By Patricia Mitchell, Waisman Center
Since it was established almost 10 years ago, more than 1.5 million visitors from 100 countries have found their way to the Waisman Center’s treasure trove of health- and disability-related information on the Internet the Family Village. Now the site has been updated, improved, and re-launched at www.familyvillage.wisc.edu
The renovated site is the outcome of efforts by an advisory committee, whose first task was to decide whether or not to even continue the site. We looked at whether its original role as a centralized clearinghouse of developmental disability-related information, web sites, and discussion forums was still needed, says Linda Rowley, the web manager at the Waisman Center who helped create the village. The committee’s response was a unanimous yes, she says.
If anything, the committee felt the need for the Family Village is even greater today. “When we started the Family Village, says Rowley, the Internet was an unknown quantity to most parents and providers. We helped Internet newcomers find information and connect with other families. Our goal was to help people track down the scarce information that existed, says Rowley. Ironically, ten years later, our goal is to help people sort through the billions of web sites to find those that are the most relevant and most useful.”
The committee, consisting of parents of children with disabilities, faculty and staff from the Waisman Center, and community representatives, did not think the overall design and organization of the Family Village needed much changing. The committee liked the simple and user-friendly design, which it felt was a key to quick and easy access, according to Rowley. What they did recommend was the revamping of some of the contents and the addition of new information, she says.
Three new buildings were added:
- a Legal Center that better organizes information about disability-related legislation and civil rights for people with disabilities, including general information on legal topics such as estate planning and advocacy organizations;
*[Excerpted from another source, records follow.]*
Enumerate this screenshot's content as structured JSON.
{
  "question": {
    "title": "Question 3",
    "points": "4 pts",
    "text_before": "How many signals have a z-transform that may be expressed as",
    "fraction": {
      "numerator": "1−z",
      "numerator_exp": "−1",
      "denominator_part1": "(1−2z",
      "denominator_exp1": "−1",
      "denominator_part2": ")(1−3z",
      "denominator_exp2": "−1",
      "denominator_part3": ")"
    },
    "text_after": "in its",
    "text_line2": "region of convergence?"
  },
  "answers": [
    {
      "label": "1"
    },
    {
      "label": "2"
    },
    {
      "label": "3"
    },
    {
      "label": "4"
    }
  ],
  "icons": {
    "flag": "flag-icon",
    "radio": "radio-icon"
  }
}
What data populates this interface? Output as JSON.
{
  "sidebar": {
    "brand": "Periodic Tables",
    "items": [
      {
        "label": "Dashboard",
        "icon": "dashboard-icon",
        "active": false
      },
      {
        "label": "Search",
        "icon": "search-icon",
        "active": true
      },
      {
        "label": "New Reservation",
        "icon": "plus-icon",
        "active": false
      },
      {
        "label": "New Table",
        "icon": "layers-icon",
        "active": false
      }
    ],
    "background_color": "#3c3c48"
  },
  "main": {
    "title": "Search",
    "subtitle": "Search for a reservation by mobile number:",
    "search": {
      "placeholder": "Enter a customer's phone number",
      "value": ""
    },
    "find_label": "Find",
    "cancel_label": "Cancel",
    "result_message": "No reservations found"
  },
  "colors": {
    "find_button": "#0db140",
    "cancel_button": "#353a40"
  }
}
- a Disability Culture Icon, linking visitors to fascinating resources ranging from disability studies to the history of the disability rights movement, from people with disabilities in film and television to self-advocacy and self-determination; and
- a Living with Disability Center that captures and organizes the diverse array of information aimed at making life easier, such as spiritual and religious resources, respite care, and service dogs.
Other changes include the addition of links to current research and a place for visitors to provide feedback and suggestions.
Rowley and other members of the committee plan to meet periodically in the future in order to continue to keep the site current and relevant to the many types of visitors who log on, including family members, people with a disabilities, service providers, public policymakers, and anyone who is seeking information related to disability.
One of the committee members, Rita Hohlstein, underscores the importance of the Family Village to both parents and students. It’s important that the Waisman Center have a site that can be helpful to families of children with developmental disabilities, says Hohlstein, a clinical associate professor and coordinator for clinical services and interdisciplinary training for the Waisman Center. I also frequently show the site to pediatric residents, because regardless of the area they end up working in, they will have some patients with developmental disabilities and this site may be a great way for them to connect these children and families with the resources they’ll need.